By: Jon Jablon, Esq.
If you’ve dabbled in reference-based pricing, or RBP, then you know about the legal and business challenges involved. From the inability to compel providers to bill reasonably to the difficulty in settling at a mutually-agreeable rate, RBP is tough. There’s a lot to it, and the law has always been on the side of the providers, making fighting the good fight just that much more difficult.
Recently, however, the Texas Supreme Court (in In Re North Cypress Medical Center Operating Co., Ltd., No. 16-0851, 2018 WL 1974376 [Tex. Apr. 27, 2018]) has ventured a change from its historical position, and has indicated that “…because of the way chargemaster pricing has evolved, the charges themselves are not dispositive of what is reasonable, irrespective of whether the patient being charged has insurance.” Historically, Texas courts have opined that the chargemaster is somehow the reasonable price of services.
This case indicates that evidence of accepted rates (from all payers) is in fact relevant to determining the reasonable value of medical services; although this case doesn’t actually determine the reasonable value or assign any relative weight to the amounts paid, it is a stepping stone that RBP plans can use to try to enforce their payment amounts and perhaps induce more reasonable settlements.
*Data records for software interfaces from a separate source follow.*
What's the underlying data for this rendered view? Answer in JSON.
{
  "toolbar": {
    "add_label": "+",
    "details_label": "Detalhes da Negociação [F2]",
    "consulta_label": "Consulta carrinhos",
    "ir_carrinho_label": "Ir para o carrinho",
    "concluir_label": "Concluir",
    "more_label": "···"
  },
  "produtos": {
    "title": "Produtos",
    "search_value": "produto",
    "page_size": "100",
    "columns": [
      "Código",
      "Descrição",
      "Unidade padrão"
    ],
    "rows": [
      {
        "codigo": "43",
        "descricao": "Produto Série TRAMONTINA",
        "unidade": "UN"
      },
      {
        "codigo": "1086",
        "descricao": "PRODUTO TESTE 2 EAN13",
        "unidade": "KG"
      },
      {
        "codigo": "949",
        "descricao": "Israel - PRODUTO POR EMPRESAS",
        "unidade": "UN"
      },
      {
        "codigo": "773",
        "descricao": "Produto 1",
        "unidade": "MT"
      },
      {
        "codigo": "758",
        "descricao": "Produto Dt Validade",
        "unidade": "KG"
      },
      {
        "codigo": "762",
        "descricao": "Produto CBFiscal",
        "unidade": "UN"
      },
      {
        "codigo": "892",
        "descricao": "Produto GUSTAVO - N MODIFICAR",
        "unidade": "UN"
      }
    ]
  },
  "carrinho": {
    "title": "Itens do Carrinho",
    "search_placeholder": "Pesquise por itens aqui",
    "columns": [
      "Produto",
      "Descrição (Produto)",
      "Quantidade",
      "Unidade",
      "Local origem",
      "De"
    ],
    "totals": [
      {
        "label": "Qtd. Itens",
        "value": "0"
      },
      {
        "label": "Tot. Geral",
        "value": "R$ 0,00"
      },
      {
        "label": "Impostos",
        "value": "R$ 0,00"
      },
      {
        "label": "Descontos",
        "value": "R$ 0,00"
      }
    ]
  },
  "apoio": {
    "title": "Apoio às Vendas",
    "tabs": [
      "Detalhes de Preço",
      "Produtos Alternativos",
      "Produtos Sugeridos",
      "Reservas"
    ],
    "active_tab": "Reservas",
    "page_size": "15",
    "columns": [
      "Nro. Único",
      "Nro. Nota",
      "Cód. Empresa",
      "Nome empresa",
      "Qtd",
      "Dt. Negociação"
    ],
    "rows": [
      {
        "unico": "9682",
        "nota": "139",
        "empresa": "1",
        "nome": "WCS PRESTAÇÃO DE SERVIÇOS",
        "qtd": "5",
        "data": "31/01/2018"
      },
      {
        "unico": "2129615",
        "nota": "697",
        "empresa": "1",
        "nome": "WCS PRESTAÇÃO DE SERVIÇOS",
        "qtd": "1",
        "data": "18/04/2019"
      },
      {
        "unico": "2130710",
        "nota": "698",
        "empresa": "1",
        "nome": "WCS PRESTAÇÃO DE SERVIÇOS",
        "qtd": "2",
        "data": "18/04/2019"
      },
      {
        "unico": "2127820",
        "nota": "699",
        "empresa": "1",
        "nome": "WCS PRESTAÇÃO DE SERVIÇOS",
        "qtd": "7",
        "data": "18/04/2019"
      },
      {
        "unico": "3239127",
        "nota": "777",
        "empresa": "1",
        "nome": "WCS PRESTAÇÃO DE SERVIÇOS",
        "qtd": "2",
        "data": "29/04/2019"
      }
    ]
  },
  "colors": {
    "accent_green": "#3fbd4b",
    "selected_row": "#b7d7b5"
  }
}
To be sure, the court indicated that “[t]he reimbursement rates sought, taken together, reflect the amounts the hospital is willing to accept from the vast majority of its patients as payment in full for such services. While not dispositive, such amounts are at least relevant to what constitutes a reasonable charge.” In other words, amounts the hospital accepts from all payers are relevant – but “not dispositive,” such that no one accepted amount is conclusively considered reasonable simply by virtue of having been accepted in the past. The Texas Supreme Court’s opinion that those amounts are even relevant, however, is a big step, and presents RBP plans with a valuable tool.
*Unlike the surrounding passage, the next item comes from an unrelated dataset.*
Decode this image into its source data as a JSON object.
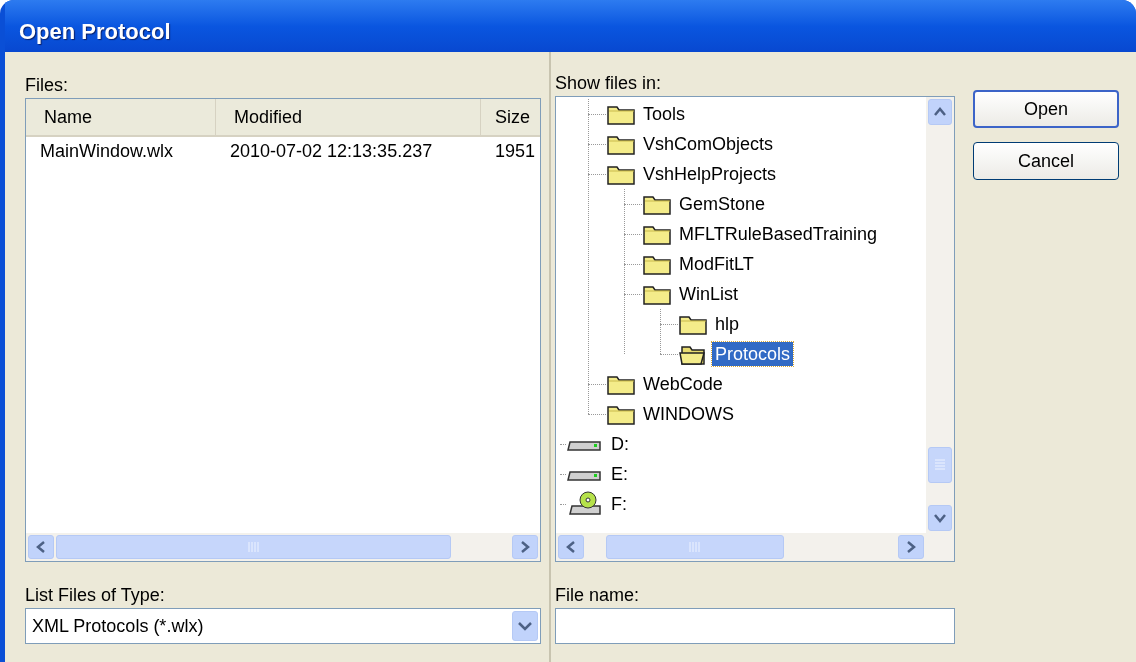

According to the court, “[w]e fail to see how the amounts a hospital accepts as payment from most of its patients are wholly irrelevant to the reasonableness of its charges to other patients for the same services.” We concur! This decision gives health plans some ammunition to counter the popular hospital opinion that Medicare rates are not relevant (since arguably they’re not “negotiated” but are instead forced upon the hospital by the government). We have always argued that no hospital is required to accept Medicare payments, but hospitals choose to because presumably those payments are valuable and worthwhile; we expect this case to help the argument that Medicare rates must be considered relevant when determining reasonable value – and the chargemaster rates themselves are all but meaningless.